A shorter Spanish word, todo, translates into English as all or everything, which seems ironically appropriate when I look at how my new ToDo list is shaping up.
Extremadura offers two brief windows – one in spring, the other in autumn – when the weather isn’t too extreme to get out and about and work on the finca.
During midwinter the seemingly random arrival of frosts, rain and gales put paid to any construction-related activities. The days being so short, and the terrain becoming a sucky orange bog don’t help, either. El invierno is, however, unmatched in its ability to rot, fade, oxidise, split, seize, crumble or otherwise beat up everything it finds in its path, so by spring there’s always plenty to keep me occupied.
In summer, the heat bakes the ground to pottery, and makes any physical work outside vary between unpleasant and downright dangerous. Each year produces a few sad cases of construction workers being killed, having collapsed beneath the afternoon sun while working somewhere high up. Paints, glues and cement products are already drying as you try in vain to apply them. Don’t even touch stone or metal, unless you’re wearing gloves, if it has spent any time exposed to the sun. So from the moment June arrives, and right on through September, a day classed as ‘productive’ will be one with enough books, shade and cold beer.
Here I am, then, bracing myself for the spring offensive; listing the jobs to be tackled and the materials to be sourced. Once the camino to the property has dried out sufficiently for the lorry to arrive without causing too much damage, I’ll be visiting the ever-helpful local builders’ merchants to ask Antonio to bring sand, gravel, shingle, cement, steel and a list of other odds and ends. The family running the business has become used to this clueless guiri turning up bearing odd samples of materials or bits of broken tools, having no clue what they’re called in Spanish. A dictionary is no help; having never laid a brick before coming to Spain, I’ve no idea what any of this stuff is called in English, either.
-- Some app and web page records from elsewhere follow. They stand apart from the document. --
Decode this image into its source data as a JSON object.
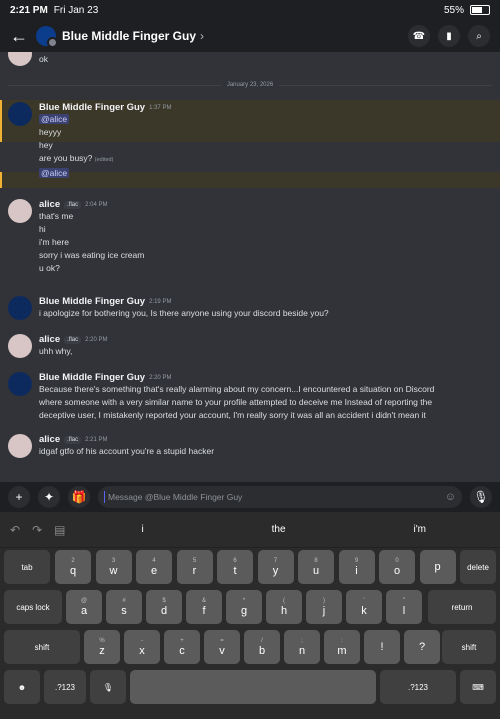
{
  "status": {
    "time": "2:21 PM",
    "date": "Fri Jan 23",
    "battery": "55%",
    "battery_level": 0.55
  },
  "header": {
    "title": "Blue Middle Finger Guy",
    "back_icon": "←",
    "call_icon": "☎",
    "video_icon": "▮",
    "search_icon": "⌕"
  },
  "chat": {
    "top": {
      "author": "alice",
      "text": "ok"
    },
    "date_separator": "January 23, 2026",
    "m1": {
      "author": "Blue Middle Finger Guy",
      "time": "1:37 PM",
      "lines": [
        "@alice",
        "heyyy",
        "hey",
        "are you busy?",
        "@alice"
      ],
      "edited": "(edited)"
    },
    "m2": {
      "author": "alice",
      "tag": ".flac",
      "time": "2:04 PM",
      "lines": [
        "that's me",
        "hi",
        "i'm here",
        "sorry i was eating ice cream",
        "u ok?"
      ]
    },
    "m3": {
      "author": "Blue Middle Finger Guy",
      "time": "2:19 PM",
      "lines": [
        "i apologize for bothering you, Is there anyone using your discord beside you?"
      ]
    },
    "m4": {
      "author": "alice",
      "tag": ".flac",
      "time": "2:20 PM",
      "lines": [
        "uhh why,"
      ]
    },
    "m5": {
      "author": "Blue Middle Finger Guy",
      "time": "2:20 PM",
      "lines": [
        "Because there's something that's really alarming about my concern...I encountered a situation on Discord",
        "where someone with a very similar name to your profile attempted to deceive me Instead of reporting the",
        "deceptive user, I mistakenly reported your account, I'm really sorry it was all an accident i didn't mean it"
      ]
    },
    "m6": {
      "author": "alice",
      "tag": ".flac",
      "time": "2:21 PM",
      "lines": [
        "idgaf gtfo of his account you're a stupid hacker"
      ]
    }
  },
  "input": {
    "placeholder": "Message @Blue Middle Finger Guy",
    "plus_icon": "+",
    "apps_icon": "✦",
    "gift_icon": "🎁",
    "emoji_icon": "☺",
    "mic_icon": "🎙"
  },
  "keyboard": {
    "suggestions": [
      "i",
      "the",
      "i'm"
    ],
    "undo_icon": "↶",
    "redo_icon": "↷",
    "paste_icon": "▤",
    "row1": [
      [
        "2",
        "q"
      ],
      [
        "3",
        "w"
      ],
      [
        "4",
        "e"
      ],
      [
        "5",
        "r"
      ],
      [
        "6",
        "t"
      ],
      [
        "7",
        "y"
      ],
      [
        "8",
        "u"
      ],
      [
        "9",
        "i"
      ],
      [
        "0",
        "o"
      ],
      [
        "",
        "p"
      ]
    ],
    "row2": [
      [
        "@",
        "a"
      ],
      [
        "#",
        "s"
      ],
      [
        "$",
        "d"
      ],
      [
        "&",
        "f"
      ],
      [
        "*",
        "g"
      ],
      [
        "(",
        "h"
      ],
      [
        ")",
        "j"
      ],
      [
        "'",
        "k"
      ],
      [
        "\"",
        "l"
      ]
    ],
    "row3": [
      [
        "%",
        "z"
      ],
      [
        "-",
        "x"
      ],
      [
        "+",
        "c"
      ],
      [
        "=",
        "v"
      ],
      [
        "/",
        "b"
      ],
      [
        ";",
        "n"
      ],
      [
        ":",
        "m"
      ],
      [
        "",
        "!"
      ],
      [
        "",
        "?"
      ]
    ],
    "tab": "tab",
    "delete": "delete",
    "caps": "caps lock",
    "return": "return",
    "shift": "shift",
    "num": ".?123",
    "emoji_key": "☻",
    "mic_key": "🎙",
    "kb_key": "⌨"
  }
}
I’m not short of projects. Among many other examples there’s the terrace, which is (still) waiting to have a cement screed and then tiles laid; a couple of walls are awaiting render and paint; thickets of fast-advancing weeds need to be tamed; the huerta needs to be rotavated, fertilised and planted; irrigation systems wait to be overhauled, and a greenhouse is (still) waiting to be designed and built.
This may all sound very industrious and conscientious. Unfortunately, I know that I’m beaten before I even begin. I’ve already screwed up, because I’m making a list. This is an entirely un-Spanish way to do things, as a neighbour once pointed out to me:
“If you make a list at the start of the day, then sit down in the evening and cross off all the things you’ve done, there’s always the risk that some things will be left,” he said. “Much better to write nothing in the morning. Later, when the day is over, write down all the things you achieved.”
“Then you can cross them all out again and open a beer to celebrate.”
So in that spirit, today’s tasks included:
Write a list of things to do this spring.
Tear It Up.
Sorted. Now somebody pass me a cold one.